Word on the Street (WOTS), Baltimore's homeless street newspaper has been covering some important Baltimore City news stories on current issues supporting the more than 4,000 homeless persons living in the city. Without a doubt, this newspaper is growing and doing a stellar job in connecting readers to local events as well as a providing a platform for what local service providers are doing to end homelessness. Outside of other newspapers in the city also reporting the news on homelessness in Baltimore (The Baltimore Sun, The Baltimore Brew, and others), this street newspaper is organized and published by persons who are or formerly experienced homelessness in Baltimore.

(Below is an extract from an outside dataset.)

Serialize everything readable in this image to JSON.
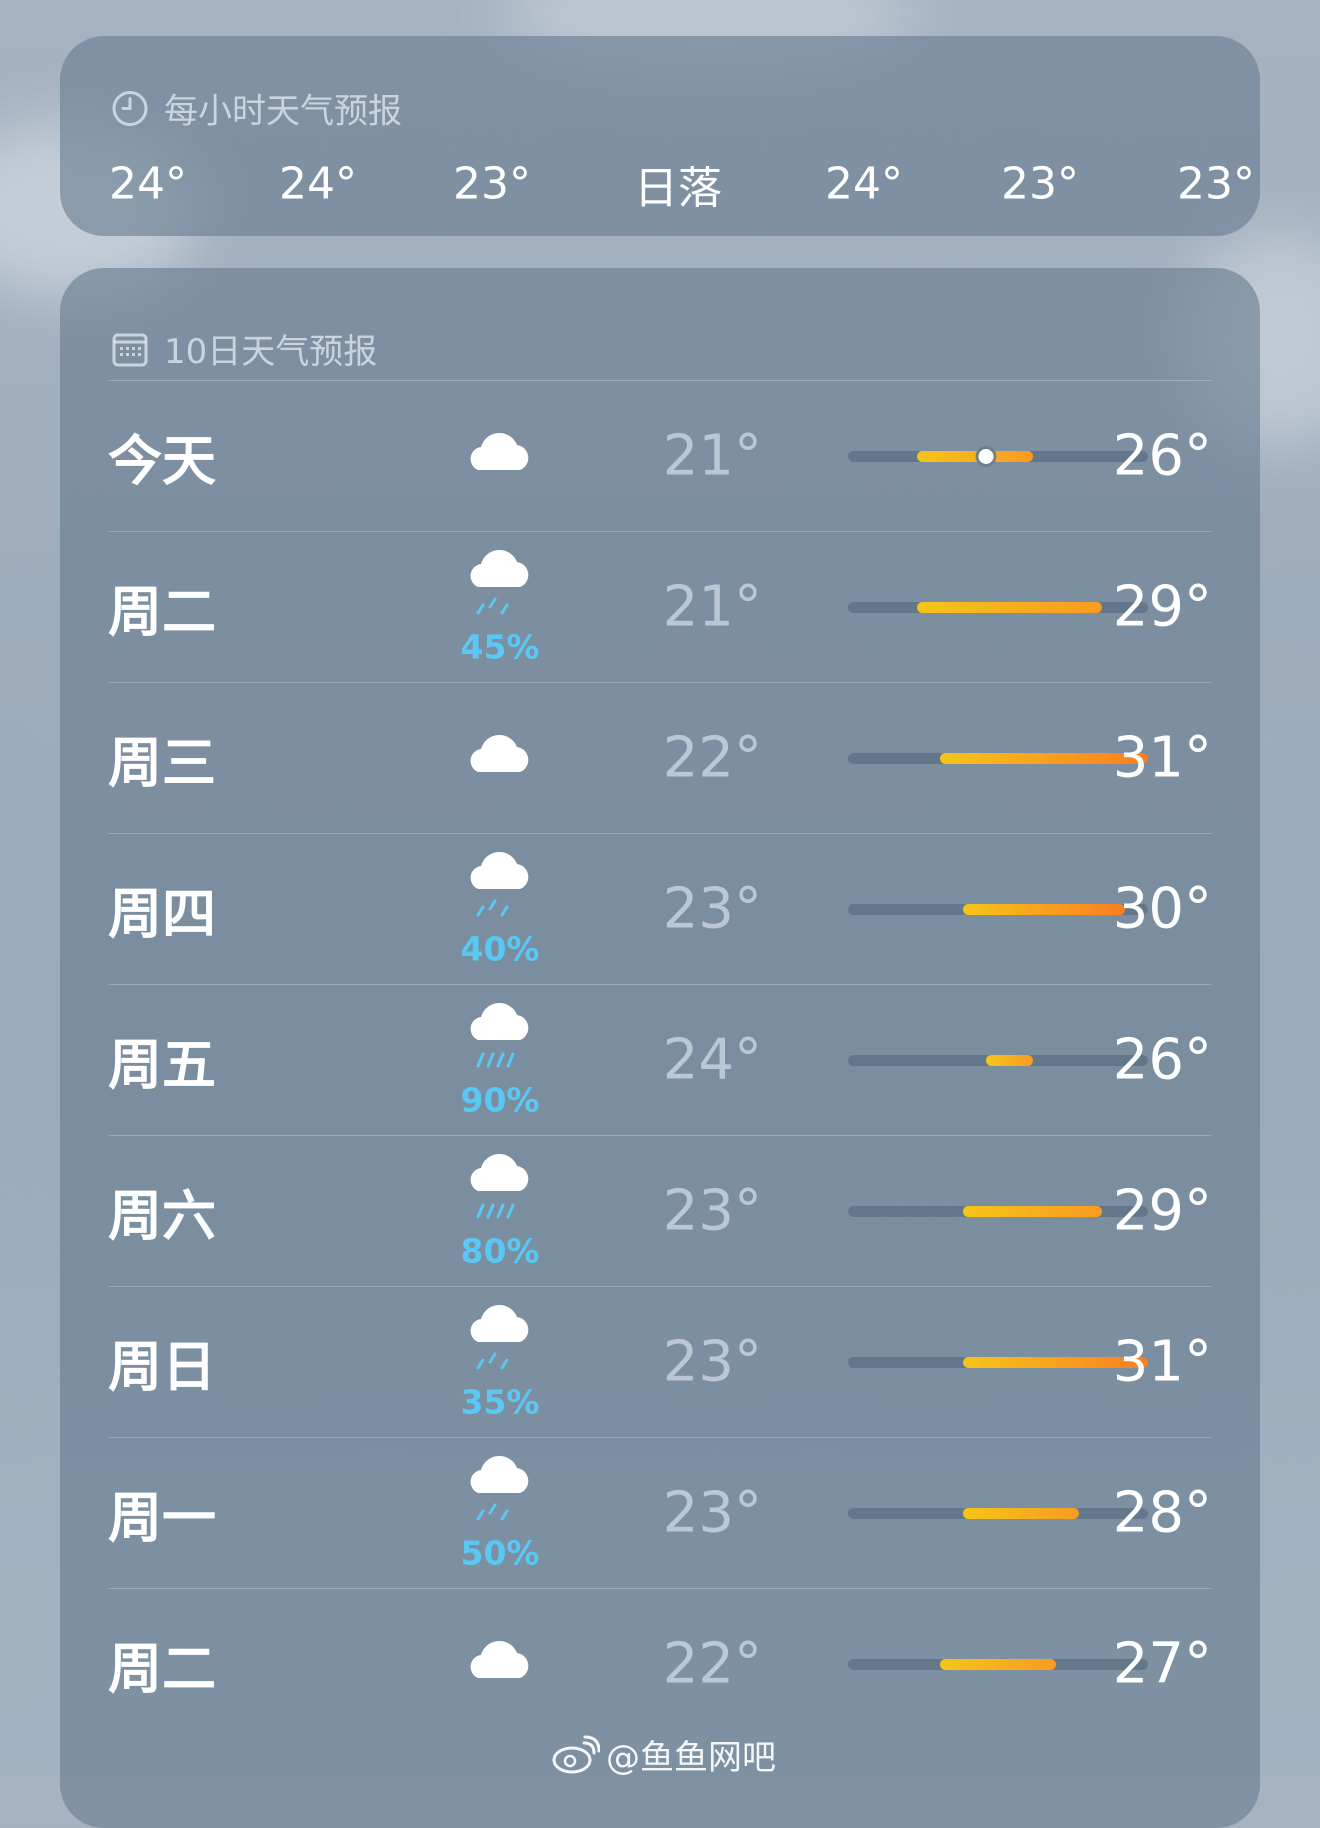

WOTS has the pulse of what is happening live on the streets of Baltimore; and the news reporting they are doing is needed: Baltimore's homeless population is growing; policies to support citizens experiencing homelessness are weak and bills sent up to the MD legislature in the last 3 years that would provide more opportunities for citizens to find affordable housing and fair tenant laws have been cast down. WOTS work along with their supporters (Homeless Persons Representation Project; The Public Justice Center; Healthcare for the Homeless, Baltimore Homeless Examiner and others) is important: they are getting the news as it happens and are networked well to share information across service providers who are also working together to create policies that support the end of homelessness.
The recent stabbing of a homeless man in the City of Baltimore's homeless shelter, not far from the encampment on Fallsway on http://www.wbal.com/article/98347/3/template-story/Man-Charged-For-Homeless-Shelter-Fatal-Stabbing (Source: WBAL Radio) has also been opined by WOTS. I am not surprised by this tragic event. Last year I spoke to residents of the shelter during a workshop I conducted who told me that the shelter was dangerous, festered with roaches and mice and staff persons who did not care about how they treated persons trying to sleep for a night in a bed. There were other horror stories told about this "new facility" that does not have enough beds for the homeless, especially women.
Critically, Baltimore City along with other cities and towns across America are suffering from a deficient of common sense on how to house the homeless and other persons looking for housing: affordable housing is needed - definitive, goal-setting, well-funded programs to get people in affordable, safe housing. I have grown tired of talking about this - where is the money from the government to house America's vulnerable citizens? When will we hear about actual plans to build housing, renovate dilapidated housing and move homeless citizens in them?
Check out Word on the Street http://wordonthestreetbaltimore.wordpress.com/2013/03/14/outrage-and-confusion-at-city-councils-journey-home-hearing/. The link provided is a recent story on the Baltimore Mayor’s Office Homeless Services meeting with community organizers to discuss Baltimore's 10-year Journey Home plan. "Journey Home"...read the story. Baltimore Mayor's Office needs to stop talking about citizens finding a home until they build some houses in the city that people can pay the rent in and change the tenant laws that keep unfair housing going in the city and landlords rich.
Word on the Street is a unique street newspaper in that it offers persons who have experienced homelessness an opportunity to express their voice on the issues outlining homelessness in Baltimore.